Many argued they 'hacked', or 'cracked' as some term it, simply for the enjoyment and prestige of being able to 'beat' large corporations or public organizations, that have spent vast sums on securing information systems and networks.  The thrill of a one-man-band crusade and coming out on top, spurs many individuals on to continually attempt to break and overcome security controls.  They argued that in fact they were helping the internal security teams by simply identifying where weak controls exist, before 'real' damage could occur.  Who and what caused the 'real' damage still seemed unquantified by the hacker community interviewed by the program maker.


In defense of that argument, the te…

The Threat of the Insider

Most organizations and indeed security vendors have traditionally focused on the outsider threat when it comes to company security.  By this I'm referring to external hacker threats or threats from the internet and public untrusted networks.  These areas are generally out of the control of the organizational, unable to be manipulated by internal security controls and procedures.  Historically therefor the emphasis was placed on protecting the internal corporate network and resources from users, hackers and services that originated from outside the control of the organization.

Firewalls, Intrusion Detection Systems, Intrusion Prevention Systems and SQL Injection Attacks are amongst the commonly used vocabulary when referring to security from a best practice, education and vendor perspective.



However in recent years the concept of the insider threat has increased.  By this I refer to a systems attack generally originating from someone from within the organization.  Attack in this se…

Successful Certification

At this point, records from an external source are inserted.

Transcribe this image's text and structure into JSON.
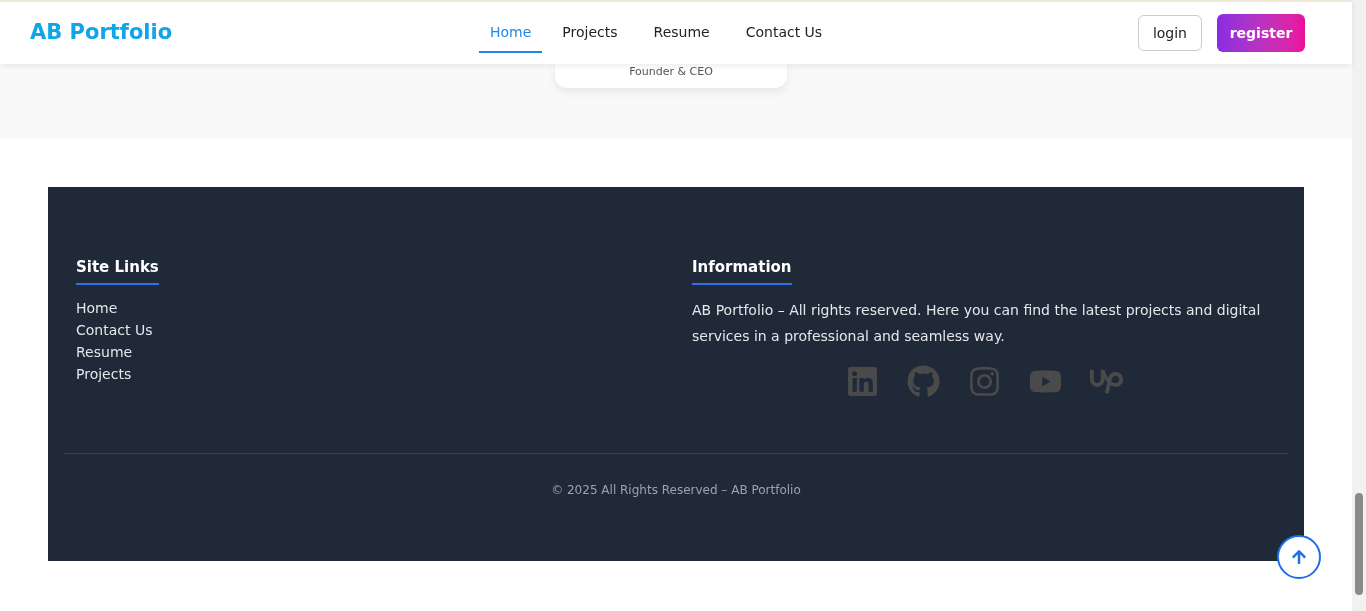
{
  "header": {
    "brand": "AB Portfolio",
    "nav": [
      {
        "label": "Home",
        "selected": true
      },
      {
        "label": "Projects",
        "selected": false
      },
      {
        "label": "Resume",
        "selected": false
      },
      {
        "label": "Contact Us",
        "selected": false
      }
    ],
    "login": "login",
    "register": "register"
  },
  "card": {
    "role": "Founder & CEO"
  },
  "footer": {
    "site_links": {
      "title": "Site Links",
      "links": [
        "Home",
        "Contact Us",
        "Resume",
        "Projects"
      ]
    },
    "information": {
      "title": "Information",
      "text": "AB Portfolio – All rights reserved. Here you can find the latest projects and digital services in a professional and seamless way."
    },
    "copyright": "© 2025 All Rights Reserved – AB Portfolio"
  }
}
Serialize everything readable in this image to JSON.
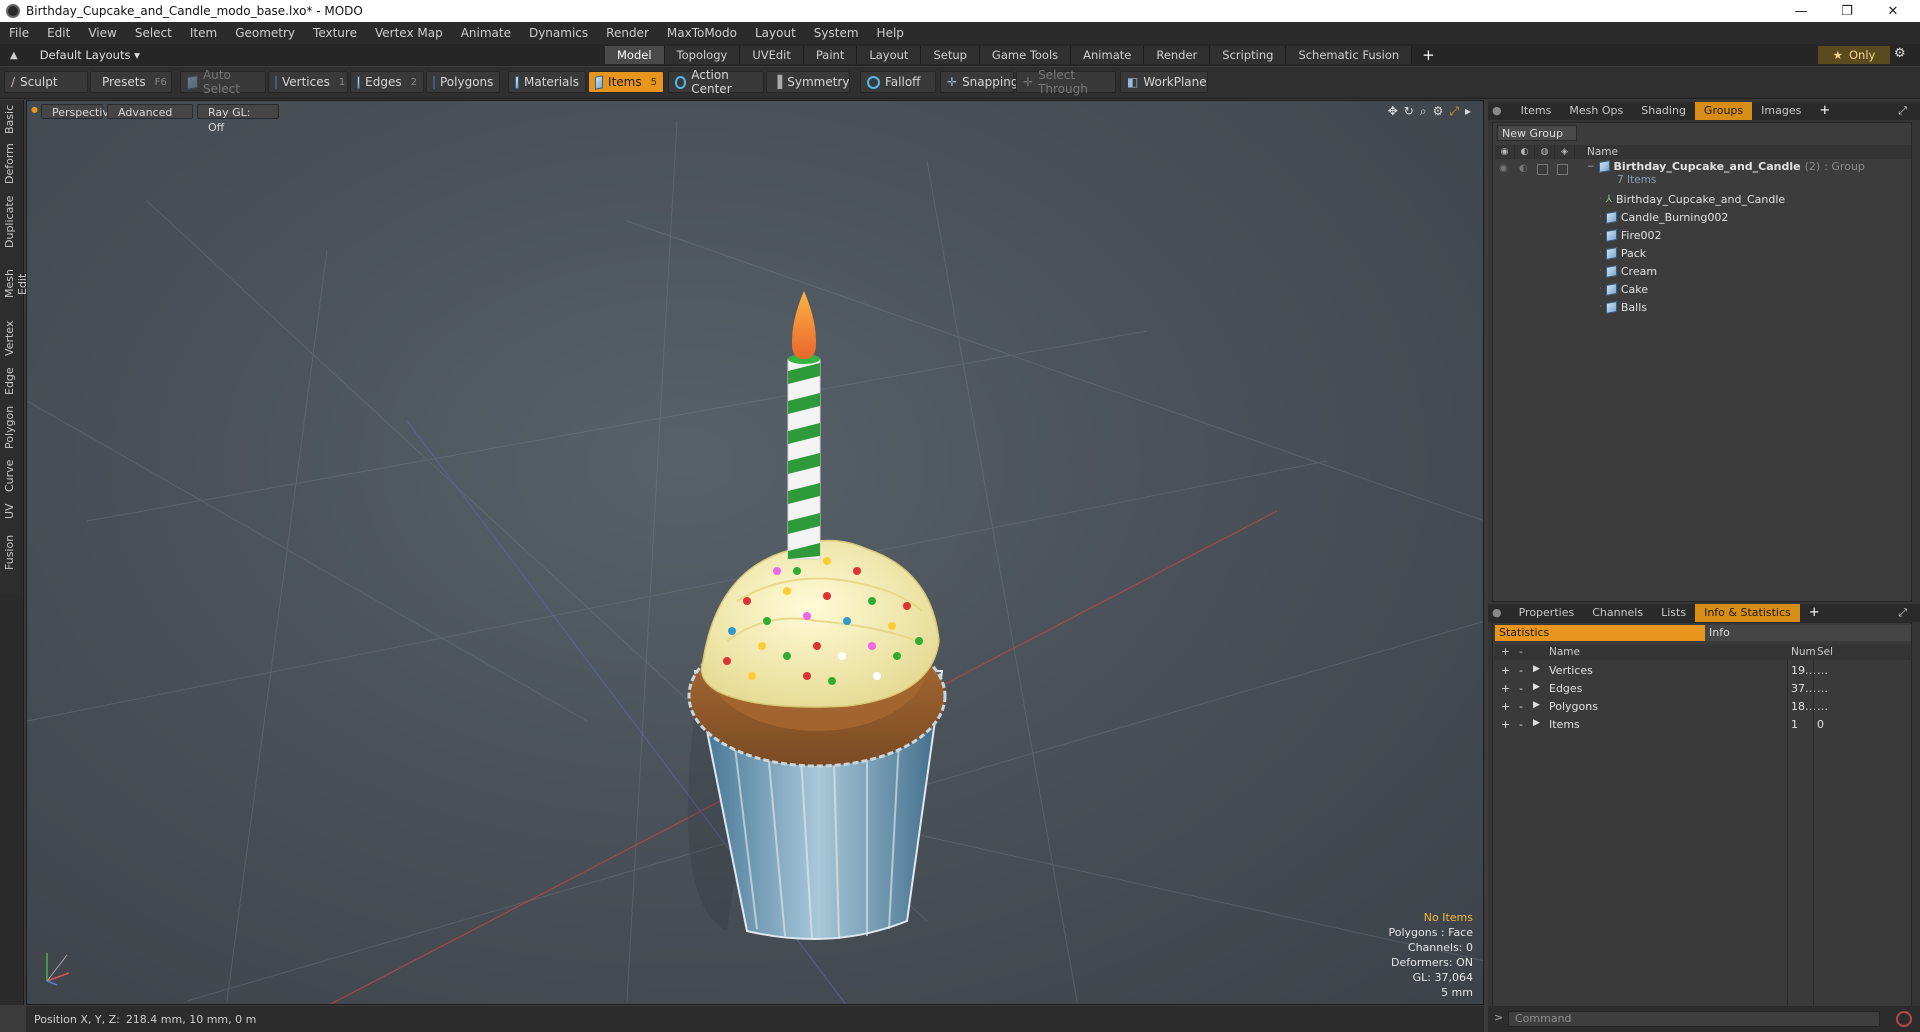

Certification in identity management is generally used to confirm or revoke existing user accounts and HR information.  The focus being on existing accounts is used to distinguish between general access request approval workflows and post approval workflows.  During the access request phase a manager or IT owner will approve or reject whether someone should have additional access to a system.  This is not a new concept and was managed perfectly well, long before this process was automated using provisioning solutions.



Certification or attestation is more concerned with analysing users who have already been granted access to a current system.  This periodic post approval process is more to do with seeing if previous access request actions are still needed.  This also leads to other analytical steps such as identifying users who may have moved jobs, or left the organisation.  Another useful bi-product of analysing existing users is to locate what's known as 'orphan accounts'…